##### RECORDS TO PROCESS

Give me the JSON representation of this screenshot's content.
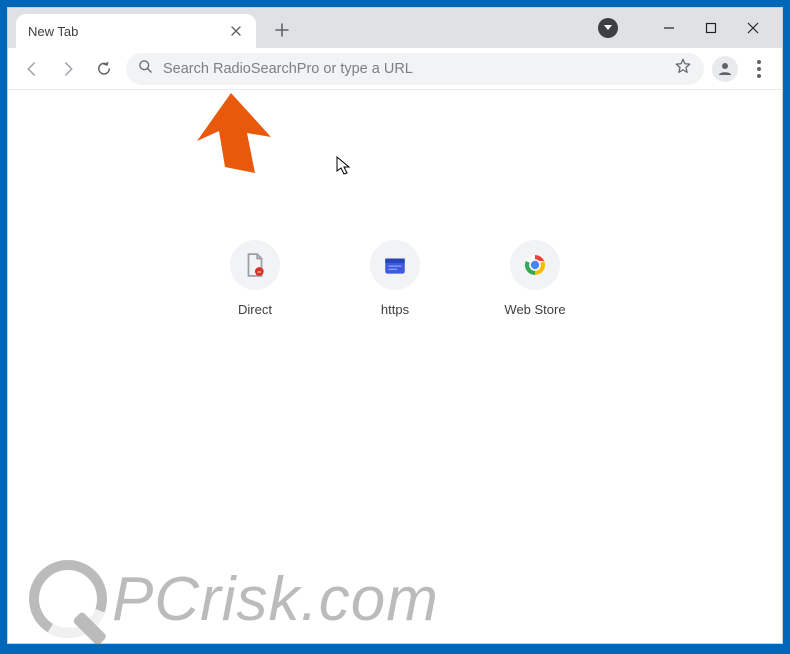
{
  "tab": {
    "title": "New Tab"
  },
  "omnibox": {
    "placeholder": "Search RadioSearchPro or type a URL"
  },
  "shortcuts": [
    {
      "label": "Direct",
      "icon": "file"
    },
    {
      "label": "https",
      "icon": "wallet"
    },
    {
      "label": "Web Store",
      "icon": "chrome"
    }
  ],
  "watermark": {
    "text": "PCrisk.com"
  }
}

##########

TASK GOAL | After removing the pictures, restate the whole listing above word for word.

PROBLEM SOLUTION |
Give me the JSON representation of this screenshot's content.
{
  "tab": {
    "title": "New Tab"
  },
  "omnibox": {
    "placeholder": "Search RadioSearchPro or type a URL"
  },
  "shortcuts": [
    {
      "label": "Direct",
      "icon": "file"
    },
    {
      "label": "https",
      "icon": "wallet"
    },
    {
      "label": "Web Store",
      "icon": "chrome"
    }
  ],
  "watermark": {
    "text": "PCrisk.com"
  }
}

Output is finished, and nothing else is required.